* _About this exercise_:
Go through the listing and set it down exactly, leaving out its pictures.

* * * * * * * * *

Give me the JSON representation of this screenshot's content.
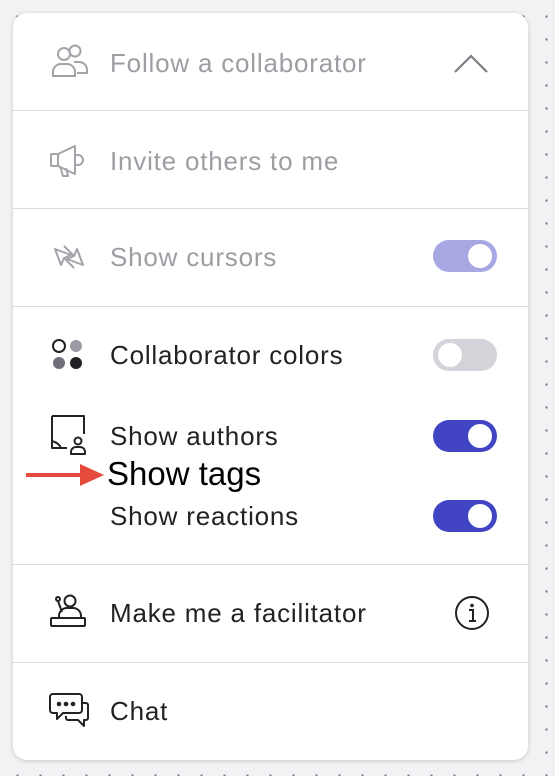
{
  "menu": {
    "follow_collaborator": {
      "label": "Follow a collaborator",
      "icon": "users-icon",
      "expanded": true
    },
    "invite_others": {
      "label": "Invite others to me",
      "icon": "megaphone-icon"
    },
    "show_cursors": {
      "label": "Show cursors",
      "icon": "cursors-icon",
      "toggle": "on",
      "enabled": false
    },
    "collaborator_colors": {
      "label": "Collaborator colors",
      "icon": "dots-palette-icon",
      "toggle": "off"
    },
    "show_authors": {
      "label": "Show authors",
      "icon": "sticky-note-user-icon",
      "toggle": "on"
    },
    "show_reactions": {
      "label": "Show reactions",
      "toggle": "on"
    },
    "make_facilitator": {
      "label": "Make me a facilitator",
      "icon": "facilitator-icon",
      "info_icon": "info-icon"
    },
    "chat": {
      "label": "Chat",
      "icon": "chat-bubbles-icon"
    }
  },
  "annotation": {
    "text": "Show tags",
    "arrow_color": "#e54b3c"
  },
  "colors": {
    "accent": "#4145c4",
    "accent_disabled": "#a7a8e3",
    "toggle_off": "#d2d4da",
    "text": "#222226",
    "text_disabled": "#9d9da4"
  }
}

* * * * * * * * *

* _Reply to the exercise_:
Give me the JSON representation of this screenshot's content.
{
  "menu": {
    "follow_collaborator": {
      "label": "Follow a collaborator",
      "icon": "users-icon",
      "expanded": true
    },
    "invite_others": {
      "label": "Invite others to me",
      "icon": "megaphone-icon"
    },
    "show_cursors": {
      "label": "Show cursors",
      "icon": "cursors-icon",
      "toggle": "on",
      "enabled": false
    },
    "collaborator_colors": {
      "label": "Collaborator colors",
      "icon": "dots-palette-icon",
      "toggle": "off"
    },
    "show_authors": {
      "label": "Show authors",
      "icon": "sticky-note-user-icon",
      "toggle": "on"
    },
    "show_reactions": {
      "label": "Show reactions",
      "toggle": "on"
    },
    "make_facilitator": {
      "label": "Make me a facilitator",
      "icon": "facilitator-icon",
      "info_icon": "info-icon"
    },
    "chat": {
      "label": "Chat",
      "icon": "chat-bubbles-icon"
    }
  },
  "annotation": {
    "text": "Show tags",
    "arrow_color": "#e54b3c"
  },
  "colors": {
    "accent": "#4145c4",
    "accent_disabled": "#a7a8e3",
    "toggle_off": "#d2d4da",
    "text": "#222226",
    "text_disabled": "#9d9da4"
  }
}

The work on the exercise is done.